“Wergirê P’ostê Piling”: Shota Rustaveli’s “Knight in the Tiger’s Skin” in the Kurdish language16388628_1440719892618756_537942849_o

By far, the most famous work of Georgian literature is „ვეფხისტყაოსანი“ [Knight in the Tiger’s Skin], an epic poem written by Shota Rustaveli in the 12th century. It was produced during the Golden Age of Georgia under the reign of Queen Tamar. Rustaveli, mainly due to “Knight in the Tiger’s Skin”, is considered the national poet of Georgia: the airport and the main street in Tbilisi are both named after him.
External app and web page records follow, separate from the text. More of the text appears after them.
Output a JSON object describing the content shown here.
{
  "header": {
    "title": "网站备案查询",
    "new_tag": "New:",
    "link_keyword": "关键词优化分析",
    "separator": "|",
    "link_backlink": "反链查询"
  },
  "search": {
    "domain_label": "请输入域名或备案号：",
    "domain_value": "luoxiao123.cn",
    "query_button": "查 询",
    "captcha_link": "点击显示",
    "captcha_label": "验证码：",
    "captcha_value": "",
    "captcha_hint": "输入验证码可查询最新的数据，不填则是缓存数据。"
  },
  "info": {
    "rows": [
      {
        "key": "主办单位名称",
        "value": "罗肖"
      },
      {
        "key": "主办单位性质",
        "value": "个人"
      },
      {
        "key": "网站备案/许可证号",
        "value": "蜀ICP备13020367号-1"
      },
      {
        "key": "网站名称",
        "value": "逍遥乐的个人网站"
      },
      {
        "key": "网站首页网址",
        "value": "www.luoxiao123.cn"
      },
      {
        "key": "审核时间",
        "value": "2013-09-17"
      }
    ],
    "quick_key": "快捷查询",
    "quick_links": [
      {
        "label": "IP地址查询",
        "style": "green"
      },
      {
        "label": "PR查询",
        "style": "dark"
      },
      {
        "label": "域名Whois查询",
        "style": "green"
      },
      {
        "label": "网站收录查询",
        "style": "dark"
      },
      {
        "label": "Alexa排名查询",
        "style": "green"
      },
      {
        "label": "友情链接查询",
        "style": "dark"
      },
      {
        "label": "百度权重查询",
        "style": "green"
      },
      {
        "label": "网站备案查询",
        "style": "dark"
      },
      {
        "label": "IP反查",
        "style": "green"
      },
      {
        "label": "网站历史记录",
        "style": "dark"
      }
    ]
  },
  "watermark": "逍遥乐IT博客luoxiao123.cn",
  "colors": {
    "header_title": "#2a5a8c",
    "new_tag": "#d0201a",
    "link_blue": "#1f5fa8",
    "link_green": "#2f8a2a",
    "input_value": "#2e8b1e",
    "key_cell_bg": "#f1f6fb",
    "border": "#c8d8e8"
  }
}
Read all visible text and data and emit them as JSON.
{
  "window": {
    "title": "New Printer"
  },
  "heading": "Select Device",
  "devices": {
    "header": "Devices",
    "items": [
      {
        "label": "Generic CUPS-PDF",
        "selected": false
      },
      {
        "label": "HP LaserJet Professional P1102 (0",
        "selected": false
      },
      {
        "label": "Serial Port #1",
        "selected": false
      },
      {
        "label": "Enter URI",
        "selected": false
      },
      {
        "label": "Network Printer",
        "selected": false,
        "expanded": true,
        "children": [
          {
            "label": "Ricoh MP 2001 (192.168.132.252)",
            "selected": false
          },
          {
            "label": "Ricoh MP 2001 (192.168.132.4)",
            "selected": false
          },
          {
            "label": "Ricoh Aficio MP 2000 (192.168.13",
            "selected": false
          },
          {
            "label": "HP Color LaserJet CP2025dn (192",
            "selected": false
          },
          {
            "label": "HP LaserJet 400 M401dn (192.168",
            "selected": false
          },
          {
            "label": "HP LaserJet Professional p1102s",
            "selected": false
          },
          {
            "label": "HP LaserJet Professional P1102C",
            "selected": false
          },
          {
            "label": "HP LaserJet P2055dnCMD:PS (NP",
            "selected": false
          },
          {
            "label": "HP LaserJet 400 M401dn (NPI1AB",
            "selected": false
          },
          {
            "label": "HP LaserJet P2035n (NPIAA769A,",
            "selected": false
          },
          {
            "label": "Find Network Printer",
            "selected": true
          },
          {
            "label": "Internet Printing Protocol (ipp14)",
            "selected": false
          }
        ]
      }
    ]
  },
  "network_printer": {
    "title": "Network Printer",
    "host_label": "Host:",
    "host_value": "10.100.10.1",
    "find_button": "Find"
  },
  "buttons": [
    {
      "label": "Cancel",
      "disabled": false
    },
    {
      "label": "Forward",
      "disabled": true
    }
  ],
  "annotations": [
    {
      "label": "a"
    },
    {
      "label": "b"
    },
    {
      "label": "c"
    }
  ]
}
Moreover, Georgians consider the themes of the poem to represent their deeply-held cultural values, such as chivalry and hospitality.

The poem was first translated out of Georgian into Russian in 1802. Since that time, it has been translated into over 30 languages, including most major global and regional languages. Caucasian House originally published “Wergirê P’ostê Piling”, a translation of the work into the Kurdish language (in the Kurmanji dialect). For hundreds of years, Kurdish people have lived in the Caucasus, including a significant number in Tbilisi. Jardoe Assad (Arto Ozmanyan), a Kurdish poet and writer who lived in Tbilisi, started the translation and spent twenty-five years translating the work into the Kurdish language. However, at the time of the original translation, he wrote the Kurdish text using the Cyrillic alphabet: now, the translation uses the modern Latin alphabet used for writing the Kurdish language. Caucasian House was the first organization to publish this translation in 2007.

Collected poems of Sayat-Nova, in Georgian, Armenian, and Azerbaijani languages


Sayat-Nova (In Persian: “King of Songs”) was born in Tbilisi in the 18th century; at that time, Tbilisi was controlled by the Safavid Empire. He was one of the most famous ashughs (a bard performing traditional poetry and folk songs) of all time, and served in the court of the Georgian king Erekle II. Besides being a court performer, he also was a skilled diplomat who assisted Erekle II in forming alliances with other kingdoms against the Persian empires. However, he lost his position when he fell in love with the king’s sister, was banished from the court, and became a monk in the Armenian Apostolic Church.

Sayat-Nova composed dozens of poems in a variety of languages, including Armenian, Georgian, Azerbaijani, and Persian. These poems are a national symbol for several of the countries of the Caucasus, and became popular in the West due to Sergei Parajanov’s film “The Color of Pomegranates”. In 2005, Caucasian House published a collection of Sayat-Nova’s poems in Georgian, Armenian, and Azerbaijani languages.

ქისტების ადათ-წესები [Kist Adat laws] by Khaso Khangoshvili



The Kist people are descendants of Nakh tribes from the North Caucasus who fled the area that is now Chechnya and moved to the Pankisi Valley in Georgia during the 19th century. Since their arrival, Kists have adopted the Georgian language and also Georgian-style surnames. In addition to Georgian, the Kists speak their own language, Kist, which is closely related to Chechen and Ingush languages. Most Kists are Muslims. In combination with the laws of Islam, many Kists still follow folk laws, called adat, which provide legal frameworks for daily life, behavior, dispute resolution, and other legal matters.

The author of the first book on adat published in the Georgian language by Caucasian House, is Khaso Khangoshvili, a historian, writer, and major figure in the traditional institution of governance in the Pankisi Valley, the Council of Elders. The Council of Elders is tasked with making decisions based on the Kist adat and enforcing them. Because they are traditionally folk laws that have been orally passed down through the generations, writing a complete collection of Kist adat is important for their preservation. Khaso Khangoshvili drew on his experience in the Council of Elders in writing the book, which was published in 2015. Although the book is only available in Georgian currently, the hope is that it can be translated into other languages so that researchers outside Georgia can study Kist folk laws in-depth.